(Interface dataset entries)

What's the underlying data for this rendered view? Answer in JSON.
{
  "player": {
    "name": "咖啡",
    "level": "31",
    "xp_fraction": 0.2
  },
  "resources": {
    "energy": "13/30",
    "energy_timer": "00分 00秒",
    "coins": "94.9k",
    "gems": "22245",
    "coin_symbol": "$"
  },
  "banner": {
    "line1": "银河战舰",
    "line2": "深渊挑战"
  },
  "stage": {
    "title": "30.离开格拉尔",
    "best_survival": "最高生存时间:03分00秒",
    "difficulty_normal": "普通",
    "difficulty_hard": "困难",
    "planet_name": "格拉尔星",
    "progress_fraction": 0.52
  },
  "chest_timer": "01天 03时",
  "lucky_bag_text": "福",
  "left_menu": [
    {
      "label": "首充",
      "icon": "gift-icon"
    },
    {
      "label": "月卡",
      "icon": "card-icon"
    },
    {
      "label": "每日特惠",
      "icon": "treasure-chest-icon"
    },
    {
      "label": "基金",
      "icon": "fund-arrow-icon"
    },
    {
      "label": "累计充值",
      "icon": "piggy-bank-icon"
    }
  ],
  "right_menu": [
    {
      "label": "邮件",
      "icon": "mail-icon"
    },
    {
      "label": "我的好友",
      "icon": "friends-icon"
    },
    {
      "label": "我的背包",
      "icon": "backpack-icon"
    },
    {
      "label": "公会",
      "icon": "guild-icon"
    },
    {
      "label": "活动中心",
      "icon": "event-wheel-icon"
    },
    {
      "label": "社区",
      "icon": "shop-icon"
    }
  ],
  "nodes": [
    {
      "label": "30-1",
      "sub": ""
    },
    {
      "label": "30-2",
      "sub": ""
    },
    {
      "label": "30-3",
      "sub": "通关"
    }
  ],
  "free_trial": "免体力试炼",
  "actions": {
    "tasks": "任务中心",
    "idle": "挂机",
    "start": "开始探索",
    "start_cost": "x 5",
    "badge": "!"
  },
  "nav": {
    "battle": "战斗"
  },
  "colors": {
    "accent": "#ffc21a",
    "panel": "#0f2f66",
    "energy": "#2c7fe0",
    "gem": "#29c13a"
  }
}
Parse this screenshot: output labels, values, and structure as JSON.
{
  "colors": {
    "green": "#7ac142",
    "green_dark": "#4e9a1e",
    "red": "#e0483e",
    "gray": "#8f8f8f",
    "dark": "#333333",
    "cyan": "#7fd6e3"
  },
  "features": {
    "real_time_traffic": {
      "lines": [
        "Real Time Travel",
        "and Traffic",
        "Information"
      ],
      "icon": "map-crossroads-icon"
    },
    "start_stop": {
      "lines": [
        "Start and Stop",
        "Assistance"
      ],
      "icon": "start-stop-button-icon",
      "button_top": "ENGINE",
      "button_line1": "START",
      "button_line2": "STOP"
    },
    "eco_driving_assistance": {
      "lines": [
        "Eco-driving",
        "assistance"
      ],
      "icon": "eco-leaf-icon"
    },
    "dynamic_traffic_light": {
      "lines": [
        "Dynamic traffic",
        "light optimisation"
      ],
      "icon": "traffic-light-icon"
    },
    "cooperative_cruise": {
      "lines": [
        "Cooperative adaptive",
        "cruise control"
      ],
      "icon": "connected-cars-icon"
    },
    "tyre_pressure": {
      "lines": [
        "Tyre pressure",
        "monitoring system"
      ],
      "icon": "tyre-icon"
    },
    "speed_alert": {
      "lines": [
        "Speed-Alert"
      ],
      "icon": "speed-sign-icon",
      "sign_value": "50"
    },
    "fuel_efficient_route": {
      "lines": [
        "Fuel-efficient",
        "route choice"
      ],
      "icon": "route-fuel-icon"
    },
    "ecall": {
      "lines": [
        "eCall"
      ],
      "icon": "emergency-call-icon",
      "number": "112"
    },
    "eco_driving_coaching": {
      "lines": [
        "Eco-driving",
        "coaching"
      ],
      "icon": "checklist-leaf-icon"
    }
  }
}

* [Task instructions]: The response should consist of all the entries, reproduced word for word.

* [Solution below]:
What's the underlying data for this rendered view? Answer in JSON.
{
  "player": {
    "name": "咖啡",
    "level": "31",
    "xp_fraction": 0.2
  },
  "resources": {
    "energy": "13/30",
    "energy_timer": "00分 00秒",
    "coins": "94.9k",
    "gems": "22245",
    "coin_symbol": "$"
  },
  "banner": {
    "line1": "银河战舰",
    "line2": "深渊挑战"
  },
  "stage": {
    "title": "30.离开格拉尔",
    "best_survival": "最高生存时间:03分00秒",
    "difficulty_normal": "普通",
    "difficulty_hard": "困难",
    "planet_name": "格拉尔星",
    "progress_fraction": 0.52
  },
  "chest_timer": "01天 03时",
  "lucky_bag_text": "福",
  "left_menu": [
    {
      "label": "首充",
      "icon": "gift-icon"
    },
    {
      "label": "月卡",
      "icon": "card-icon"
    },
    {
      "label": "每日特惠",
      "icon": "treasure-chest-icon"
    },
    {
      "label": "基金",
      "icon": "fund-arrow-icon"
    },
    {
      "label": "累计充值",
      "icon": "piggy-bank-icon"
    }
  ],
  "right_menu": [
    {
      "label": "邮件",
      "icon": "mail-icon"
    },
    {
      "label": "我的好友",
      "icon": "friends-icon"
    },
    {
      "label": "我的背包",
      "icon": "backpack-icon"
    },
    {
      "label": "公会",
      "icon": "guild-icon"
    },
    {
      "label": "活动中心",
      "icon": "event-wheel-icon"
    },
    {
      "label": "社区",
      "icon": "shop-icon"
    }
  ],
  "nodes": [
    {
      "label": "30-1",
      "sub": ""
    },
    {
      "label": "30-2",
      "sub": ""
    },
    {
      "label": "30-3",
      "sub": "通关"
    }
  ],
  "free_trial": "免体力试炼",
  "actions": {
    "tasks": "任务中心",
    "idle": "挂机",
    "start": "开始探索",
    "start_cost": "x 5",
    "badge": "!"
  },
  "nav": {
    "battle": "战斗"
  },
  "colors": {
    "accent": "#ffc21a",
    "panel": "#0f2f66",
    "energy": "#2c7fe0",
    "gem": "#29c13a"
  }
}
Parse this screenshot: output labels, values, and structure as JSON.
{
  "colors": {
    "green": "#7ac142",
    "green_dark": "#4e9a1e",
    "red": "#e0483e",
    "gray": "#8f8f8f",
    "dark": "#333333",
    "cyan": "#7fd6e3"
  },
  "features": {
    "real_time_traffic": {
      "lines": [
        "Real Time Travel",
        "and Traffic",
        "Information"
      ],
      "icon": "map-crossroads-icon"
    },
    "start_stop": {
      "lines": [
        "Start and Stop",
        "Assistance"
      ],
      "icon": "start-stop-button-icon",
      "button_top": "ENGINE",
      "button_line1": "START",
      "button_line2": "STOP"
    },
    "eco_driving_assistance": {
      "lines": [
        "Eco-driving",
        "assistance"
      ],
      "icon": "eco-leaf-icon"
    },
    "dynamic_traffic_light": {
      "lines": [
        "Dynamic traffic",
        "light optimisation"
      ],
      "icon": "traffic-light-icon"
    },
    "cooperative_cruise": {
      "lines": [
        "Cooperative adaptive",
        "cruise control"
      ],
      "icon": "connected-cars-icon"
    },
    "tyre_pressure": {
      "lines": [
        "Tyre pressure",
        "monitoring system"
      ],
      "icon": "tyre-icon"
    },
    "speed_alert": {
      "lines": [
        "Speed-Alert"
      ],
      "icon": "speed-sign-icon",
      "sign_value": "50"
    },
    "fuel_efficient_route": {
      "lines": [
        "Fuel-efficient",
        "route choice"
      ],
      "icon": "route-fuel-icon"
    },
    "ecall": {
      "lines": [
        "eCall"
      ],
      "icon": "emergency-call-icon",
      "number": "112"
    },
    "eco_driving_coaching": {
      "lines": [
        "Eco-driving",
        "coaching"
      ],
      "icon": "checklist-leaf-icon"
    }
  }
}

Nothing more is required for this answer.